▶ _What this task involves_
Among the entries that follow, count the lines with the word "three" and report the number by itself.
(Beginning of Data records)
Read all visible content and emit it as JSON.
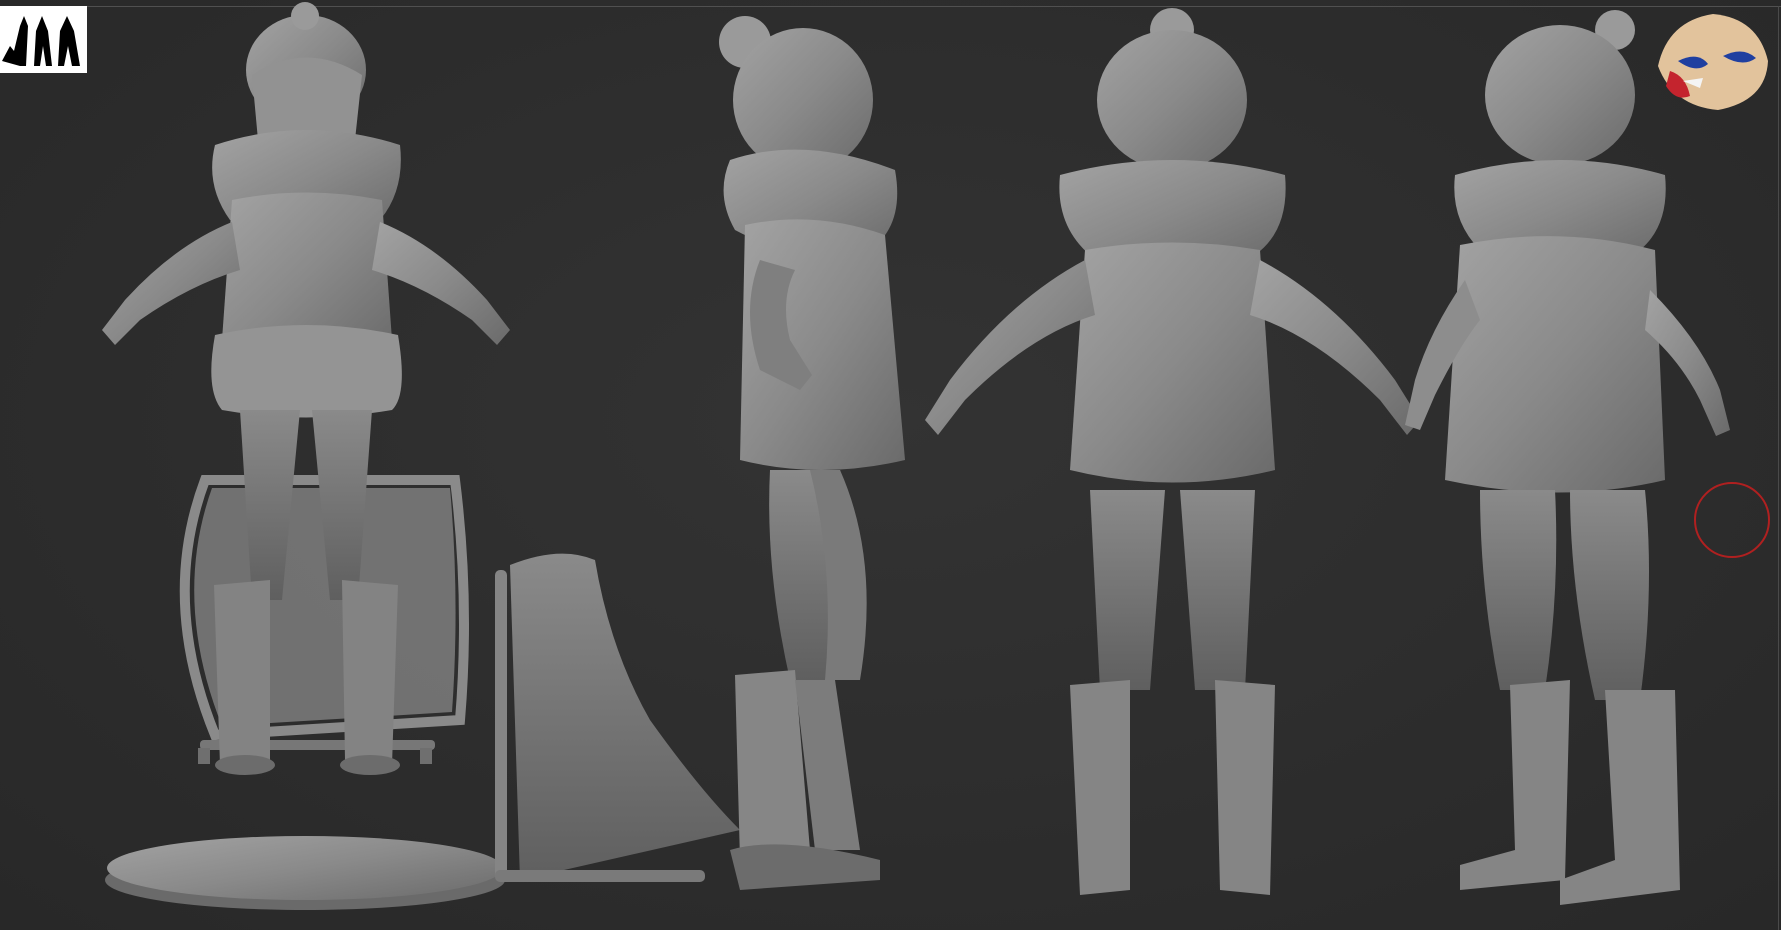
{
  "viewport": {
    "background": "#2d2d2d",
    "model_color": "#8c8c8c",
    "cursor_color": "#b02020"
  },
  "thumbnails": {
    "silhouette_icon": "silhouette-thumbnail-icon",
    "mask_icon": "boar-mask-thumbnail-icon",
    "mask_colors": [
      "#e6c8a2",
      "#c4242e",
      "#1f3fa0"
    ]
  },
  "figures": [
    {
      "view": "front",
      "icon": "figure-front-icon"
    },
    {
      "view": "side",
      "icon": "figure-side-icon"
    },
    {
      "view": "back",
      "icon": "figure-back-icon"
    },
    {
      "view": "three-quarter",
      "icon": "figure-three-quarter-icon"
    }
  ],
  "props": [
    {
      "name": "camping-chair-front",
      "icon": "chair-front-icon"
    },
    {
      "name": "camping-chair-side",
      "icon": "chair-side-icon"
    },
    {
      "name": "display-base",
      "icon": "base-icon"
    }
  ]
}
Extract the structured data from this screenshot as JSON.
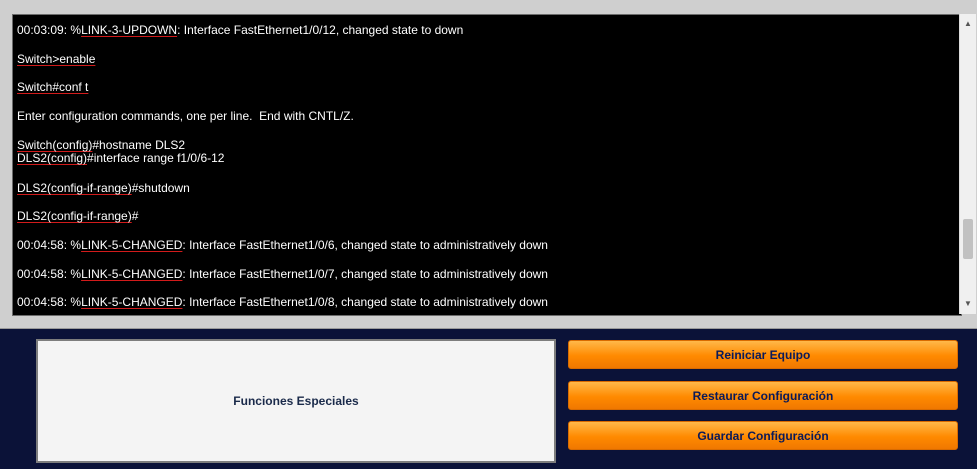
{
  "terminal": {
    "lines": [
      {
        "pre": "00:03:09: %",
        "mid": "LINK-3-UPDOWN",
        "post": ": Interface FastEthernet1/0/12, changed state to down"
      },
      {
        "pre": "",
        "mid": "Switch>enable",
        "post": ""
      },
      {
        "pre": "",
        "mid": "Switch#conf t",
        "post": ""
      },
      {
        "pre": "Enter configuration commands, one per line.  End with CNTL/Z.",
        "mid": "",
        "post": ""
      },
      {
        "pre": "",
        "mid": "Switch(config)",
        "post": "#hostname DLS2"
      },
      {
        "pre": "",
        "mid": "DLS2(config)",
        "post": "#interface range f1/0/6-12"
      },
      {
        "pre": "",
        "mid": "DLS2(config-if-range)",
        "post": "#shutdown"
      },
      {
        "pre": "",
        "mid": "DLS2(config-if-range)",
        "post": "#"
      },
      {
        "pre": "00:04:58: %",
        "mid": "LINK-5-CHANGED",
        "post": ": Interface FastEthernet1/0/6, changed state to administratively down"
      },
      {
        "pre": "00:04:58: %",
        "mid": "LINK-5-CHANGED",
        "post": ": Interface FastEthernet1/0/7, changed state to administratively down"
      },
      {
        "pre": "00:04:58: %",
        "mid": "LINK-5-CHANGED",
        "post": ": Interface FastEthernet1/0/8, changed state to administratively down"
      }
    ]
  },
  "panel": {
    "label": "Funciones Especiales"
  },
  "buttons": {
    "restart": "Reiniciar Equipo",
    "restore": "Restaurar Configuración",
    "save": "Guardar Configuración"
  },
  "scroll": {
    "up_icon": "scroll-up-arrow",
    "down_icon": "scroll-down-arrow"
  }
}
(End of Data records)
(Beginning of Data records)
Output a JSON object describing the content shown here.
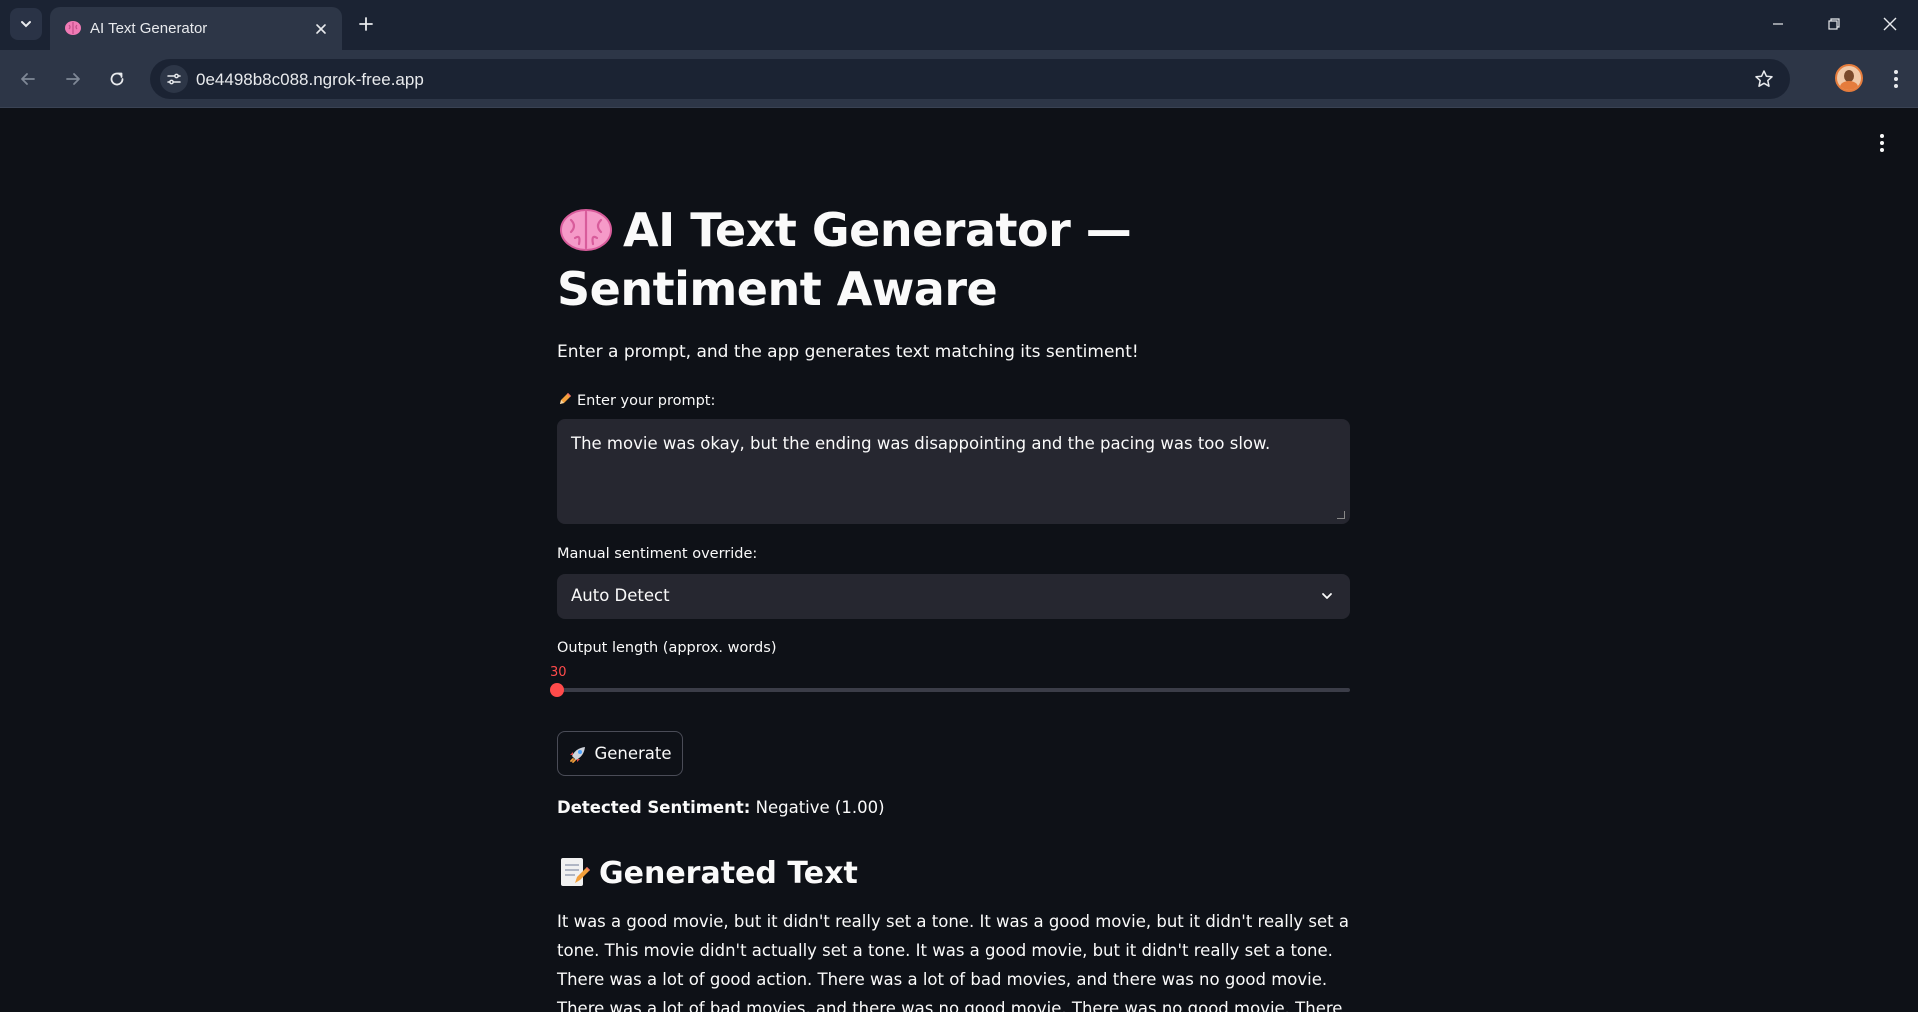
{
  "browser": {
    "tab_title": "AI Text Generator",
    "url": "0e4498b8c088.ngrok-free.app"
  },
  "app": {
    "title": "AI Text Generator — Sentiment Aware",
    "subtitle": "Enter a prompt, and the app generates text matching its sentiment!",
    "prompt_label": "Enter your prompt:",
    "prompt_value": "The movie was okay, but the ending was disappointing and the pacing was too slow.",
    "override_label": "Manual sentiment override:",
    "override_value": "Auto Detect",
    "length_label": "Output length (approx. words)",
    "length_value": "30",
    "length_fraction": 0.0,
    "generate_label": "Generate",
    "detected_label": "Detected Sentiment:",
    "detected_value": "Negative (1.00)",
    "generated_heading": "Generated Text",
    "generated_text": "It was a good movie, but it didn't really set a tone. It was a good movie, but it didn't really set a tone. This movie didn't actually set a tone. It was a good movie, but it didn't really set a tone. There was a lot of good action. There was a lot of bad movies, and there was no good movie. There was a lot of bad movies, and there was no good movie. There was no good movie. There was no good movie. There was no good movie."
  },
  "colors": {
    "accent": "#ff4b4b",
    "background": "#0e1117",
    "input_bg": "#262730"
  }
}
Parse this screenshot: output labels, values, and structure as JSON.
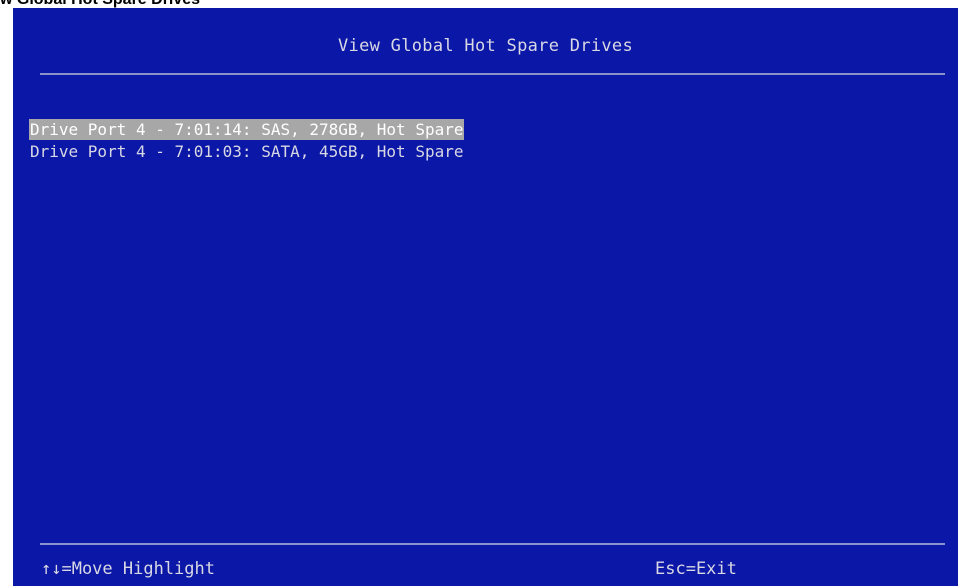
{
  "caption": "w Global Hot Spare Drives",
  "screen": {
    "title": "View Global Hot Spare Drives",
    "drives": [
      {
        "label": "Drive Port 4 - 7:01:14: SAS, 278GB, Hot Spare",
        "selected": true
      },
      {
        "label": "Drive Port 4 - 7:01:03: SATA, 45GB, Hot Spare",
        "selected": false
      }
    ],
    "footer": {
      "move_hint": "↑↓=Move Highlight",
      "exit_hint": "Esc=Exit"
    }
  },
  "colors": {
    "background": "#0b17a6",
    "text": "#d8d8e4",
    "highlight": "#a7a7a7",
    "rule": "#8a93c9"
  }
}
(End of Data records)
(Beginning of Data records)
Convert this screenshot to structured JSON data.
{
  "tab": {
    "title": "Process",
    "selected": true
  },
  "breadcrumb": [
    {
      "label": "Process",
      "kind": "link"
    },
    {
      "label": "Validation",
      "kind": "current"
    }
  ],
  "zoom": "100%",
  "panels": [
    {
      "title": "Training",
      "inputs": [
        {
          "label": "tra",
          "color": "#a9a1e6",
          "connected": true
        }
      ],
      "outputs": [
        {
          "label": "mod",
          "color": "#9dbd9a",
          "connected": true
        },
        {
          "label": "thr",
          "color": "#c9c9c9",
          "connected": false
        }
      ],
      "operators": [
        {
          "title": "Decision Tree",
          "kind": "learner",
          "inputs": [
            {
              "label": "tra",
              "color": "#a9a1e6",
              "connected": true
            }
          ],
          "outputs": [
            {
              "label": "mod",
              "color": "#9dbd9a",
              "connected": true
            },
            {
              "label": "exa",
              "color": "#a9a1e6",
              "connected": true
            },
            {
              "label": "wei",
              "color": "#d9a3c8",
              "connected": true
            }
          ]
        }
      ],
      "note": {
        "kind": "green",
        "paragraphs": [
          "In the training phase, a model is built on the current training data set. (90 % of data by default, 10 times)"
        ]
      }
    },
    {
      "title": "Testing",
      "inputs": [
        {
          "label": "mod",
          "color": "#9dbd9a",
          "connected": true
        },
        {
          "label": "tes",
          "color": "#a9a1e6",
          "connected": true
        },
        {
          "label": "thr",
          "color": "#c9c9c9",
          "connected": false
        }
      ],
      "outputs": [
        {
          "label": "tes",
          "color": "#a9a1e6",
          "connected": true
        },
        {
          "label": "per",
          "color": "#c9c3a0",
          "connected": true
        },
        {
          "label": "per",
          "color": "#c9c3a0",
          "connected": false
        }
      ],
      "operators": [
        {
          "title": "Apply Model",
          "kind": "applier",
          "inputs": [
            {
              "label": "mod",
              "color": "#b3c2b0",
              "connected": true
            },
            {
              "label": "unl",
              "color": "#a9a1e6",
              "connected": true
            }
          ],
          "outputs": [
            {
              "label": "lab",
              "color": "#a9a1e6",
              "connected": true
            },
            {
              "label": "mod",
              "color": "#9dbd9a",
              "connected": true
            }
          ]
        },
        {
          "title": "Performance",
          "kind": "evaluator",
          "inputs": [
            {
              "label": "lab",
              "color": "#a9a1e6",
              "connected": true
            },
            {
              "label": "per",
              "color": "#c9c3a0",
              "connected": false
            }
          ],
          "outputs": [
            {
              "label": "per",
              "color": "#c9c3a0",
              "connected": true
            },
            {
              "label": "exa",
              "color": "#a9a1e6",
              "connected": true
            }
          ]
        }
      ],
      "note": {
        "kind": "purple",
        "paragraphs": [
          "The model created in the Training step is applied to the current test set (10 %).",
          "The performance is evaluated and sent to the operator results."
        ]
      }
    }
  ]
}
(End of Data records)
▶ _Answer_
2